So which artists influenced and inspired James growing up? “Do you know… I wasn’t terribly aware of them. I grew up on a farm in Cornwall in the 60s/70s.” Regardless, it was evident from an early age that James, the youngest of four, was destined for great art. “My mother told me that when I was about 4 or 5 years old, before I can remember, that she would ask me why I was drawing one cow bigger than the other one, and I would look at her like she was stupid and say ‘well, because its further away!’ so I was working with perspective when I didn’t even know what it was.”
Growing up in the 70s in the middle of nowhere wasn’t too conducive to James’ current trade, and he soon set his sights on bigger things. “When I was a kid growing up I just always wanted to live in London. I think I was just rebellious. I didn’t want to be a farm boy. My father never left the farm, never went to London, never got on a plane… I think he didn’t believe the rest of the word existed – I think he thought I’d made it up. In fact my father used to claim they got me mixed up at the hospital and he got the wrong one. I had been to art school. I smoked dope, dyed my hair and wore bizarre clothes, and I thought I looked a million dollars. My poor father… I lived a very bohemian lifestyle; living in London, travelling to morocco and hitchhiking to Italy. I would just get it into my head that I was going to go somewhere, like the Sahara, and go. “
So what advice does the artist have for young Gibraltarians wishing to be like him one day? “Don’t be like me. [laughing] No, go for it! It’s very nice working in the creative arts. It’s very difficult – you need a lot of self-discipline.

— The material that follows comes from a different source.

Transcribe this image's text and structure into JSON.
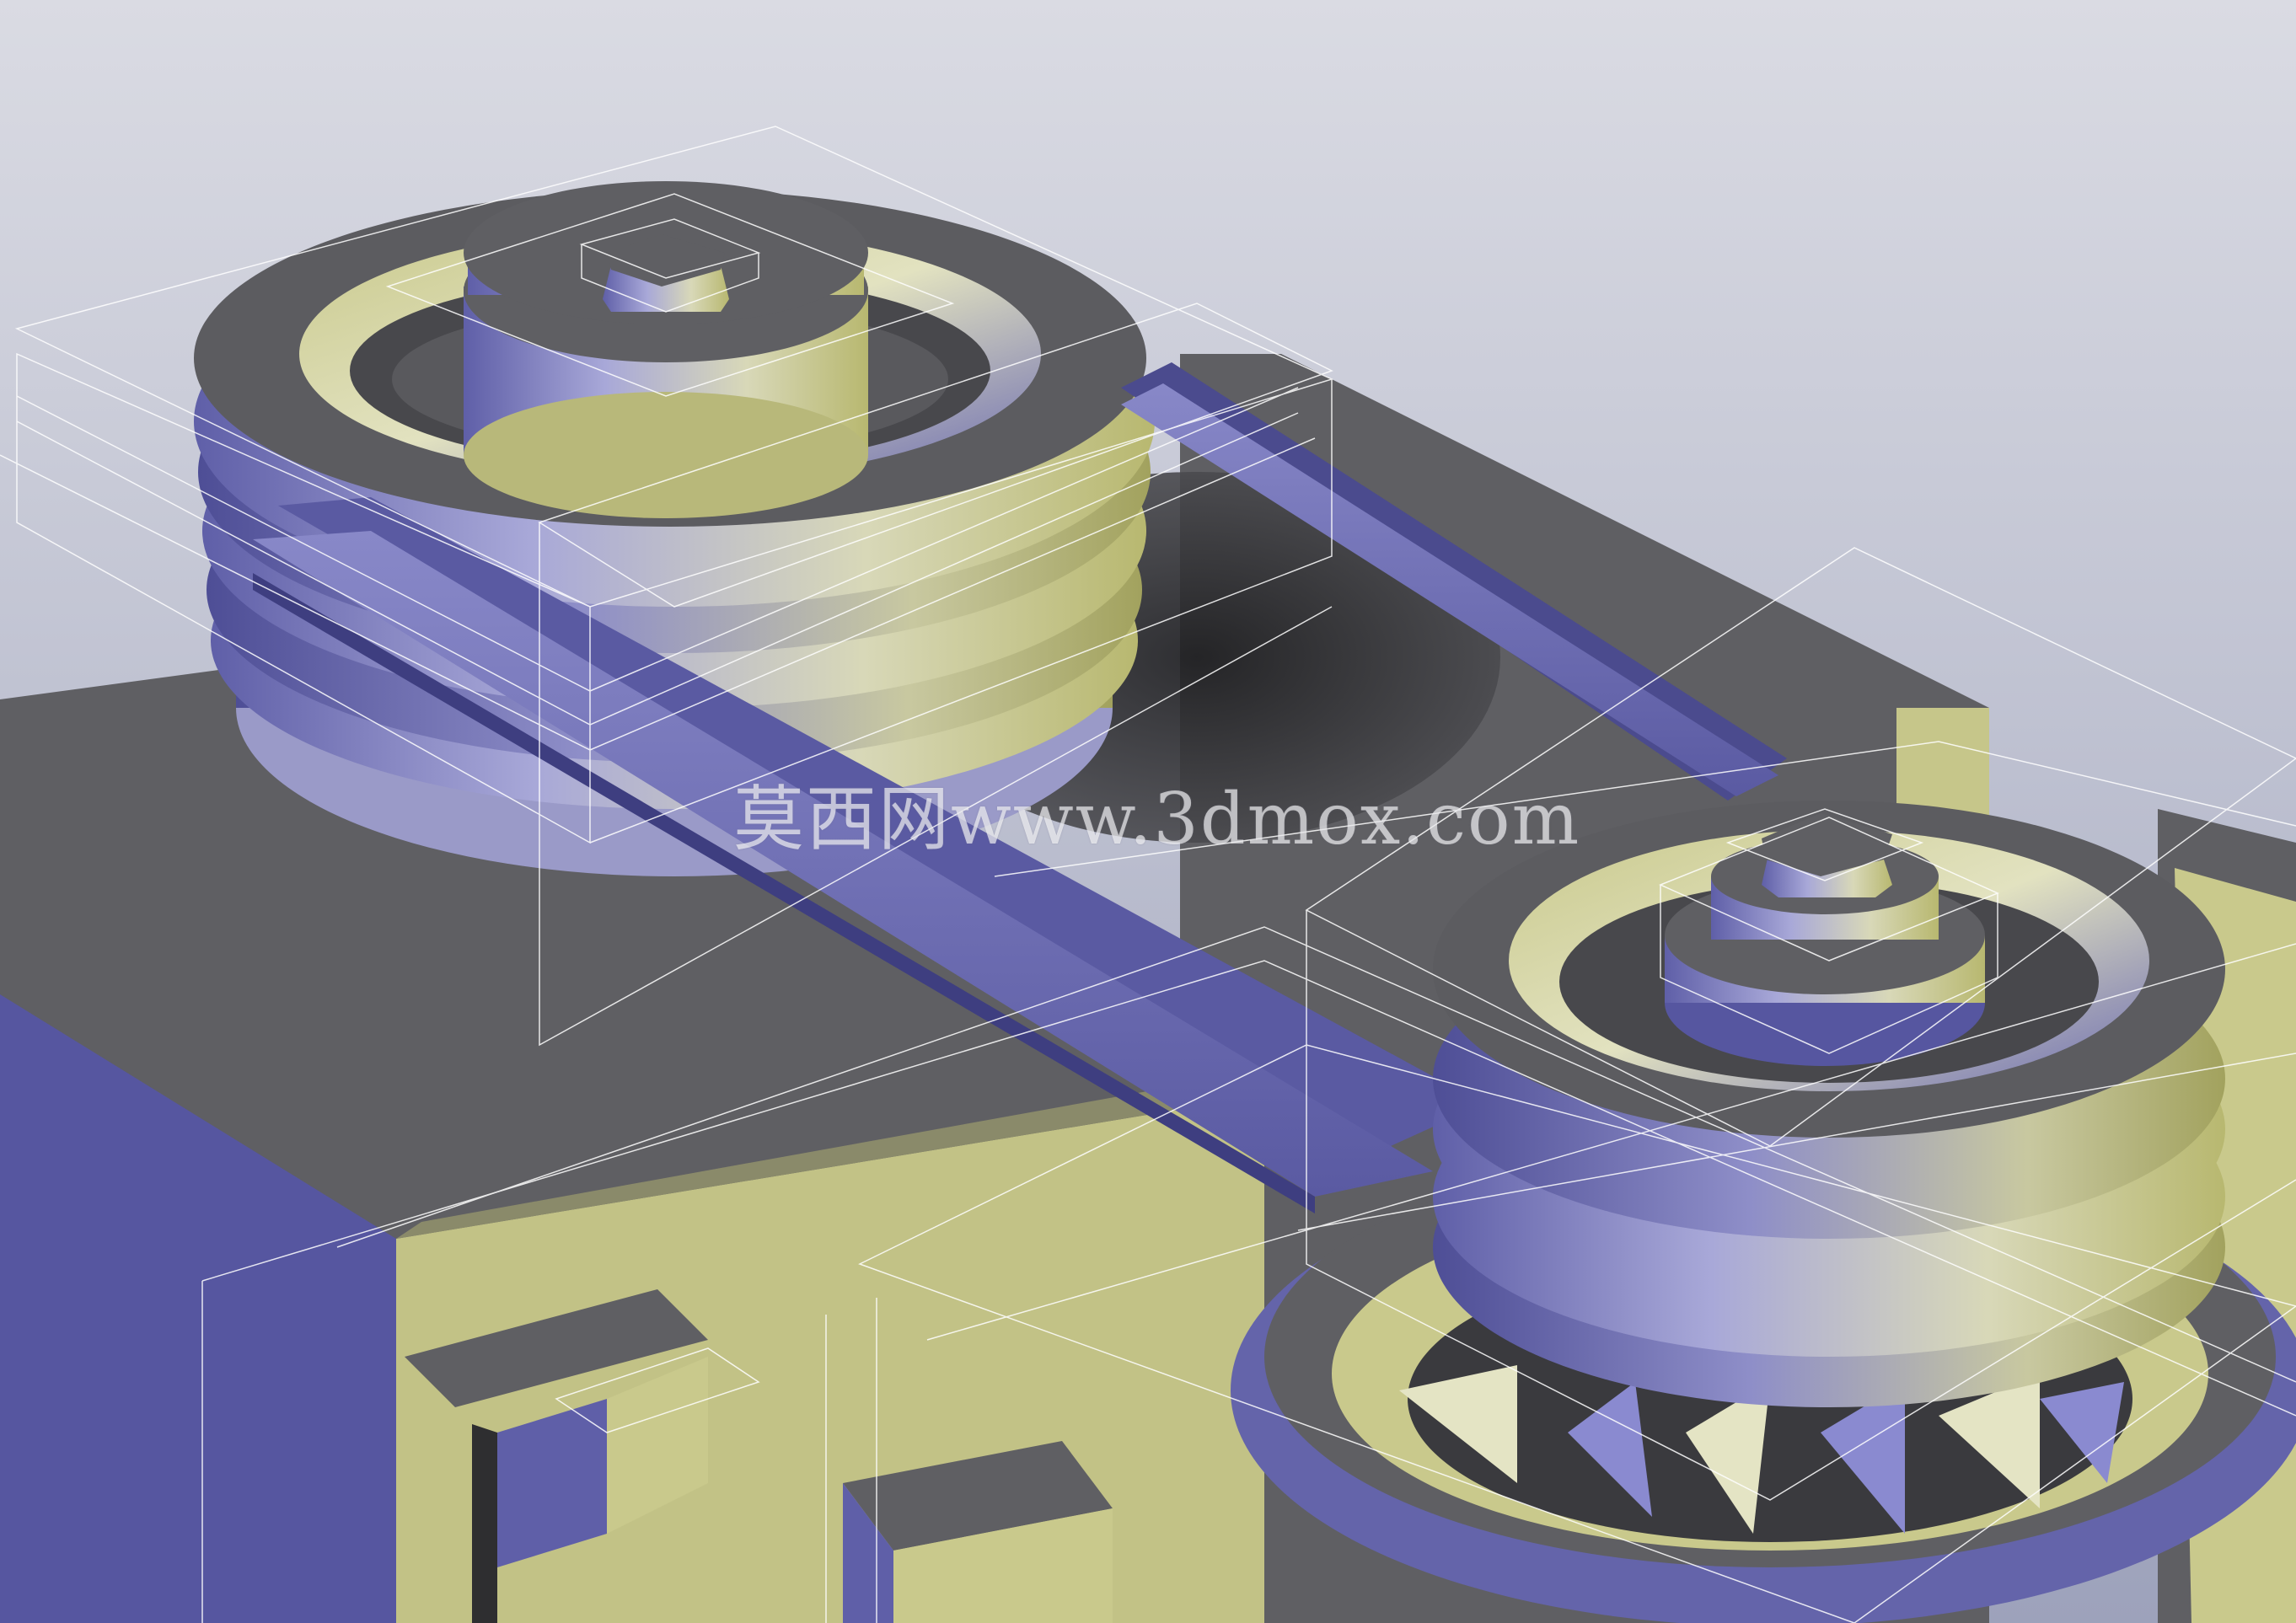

It’s good to go to other places so that you have the impetus to say something about where you are, and where you fit.